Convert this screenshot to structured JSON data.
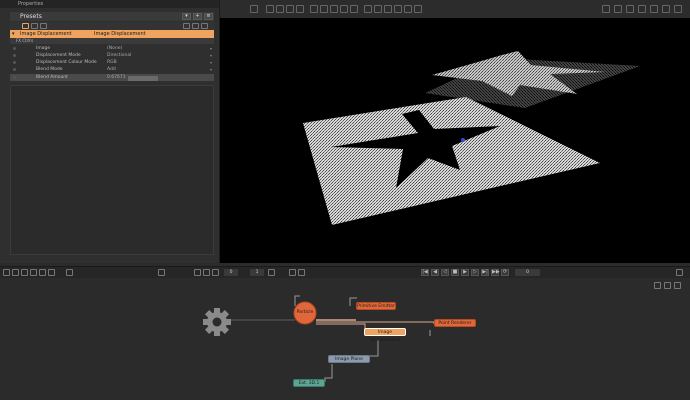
{
  "properties_panel": {
    "title": "Properties",
    "presets_label": "Presets",
    "header_name": "Image Displacement",
    "header_type": "Image Displacement",
    "effect_row_label": "FX Ctrlrs",
    "params": [
      {
        "name": "Image",
        "value": "(None)"
      },
      {
        "name": "Displacement Mode",
        "value": "Directional"
      },
      {
        "name": "Displacement Colour Mode",
        "value": "RGB"
      },
      {
        "name": "Blend Mode",
        "value": "Add"
      },
      {
        "name": "Blend Amount",
        "value": "0.67671"
      }
    ]
  },
  "timeline": {
    "frame_value": "0",
    "end_value": "1",
    "counter": "0"
  },
  "nodes": {
    "particle": "Particle",
    "primitive_emitter": "Primitive Emitter",
    "image_displacement": "Image Displacement",
    "point_renderer": "Point Renderer",
    "image_plane": "Image Plane",
    "sub_node": "Ext. 3D.1"
  },
  "colors": {
    "accent_orange": "#f0a35e",
    "node_orange": "#e0673a",
    "node_blue": "#8c9aad",
    "node_teal": "#5aa593",
    "viewport_bg": "#000000"
  },
  "icons": {
    "graph_gear": "gear-icon"
  }
}
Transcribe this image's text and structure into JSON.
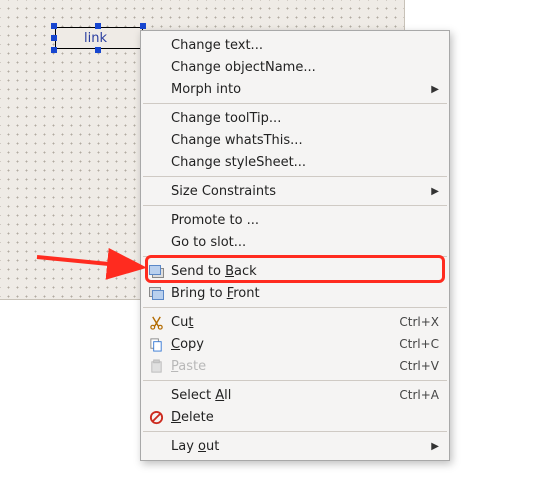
{
  "widget": {
    "text": "link"
  },
  "menu": {
    "change_text": "Change text...",
    "change_objectname": "Change objectName...",
    "morph_into": "Morph into",
    "change_tooltip": "Change toolTip...",
    "change_whatsthis": "Change whatsThis...",
    "change_stylesheet": "Change styleSheet...",
    "size_constraints": "Size Constraints",
    "promote_to": "Promote to ...",
    "go_to_slot": "Go to slot...",
    "send_to_back": "Send to Back",
    "bring_to_front": "Bring to Front",
    "cut": "Cut",
    "copy": "Copy",
    "paste": "Paste",
    "select_all": "Select All",
    "delete": "Delete",
    "lay_out": "Lay out",
    "shortcut_cut": "Ctrl+X",
    "shortcut_copy": "Ctrl+C",
    "shortcut_paste": "Ctrl+V",
    "shortcut_select_all": "Ctrl+A"
  }
}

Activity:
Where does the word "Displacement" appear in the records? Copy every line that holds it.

Response for this exercise:
    "header_name": "Image Displacement",
    "header_type": "Image Displacement",
        "name": "Displacement Mode",
        "name": "Displacement Colour Mode",
    "image_displacement": "Image Displacement",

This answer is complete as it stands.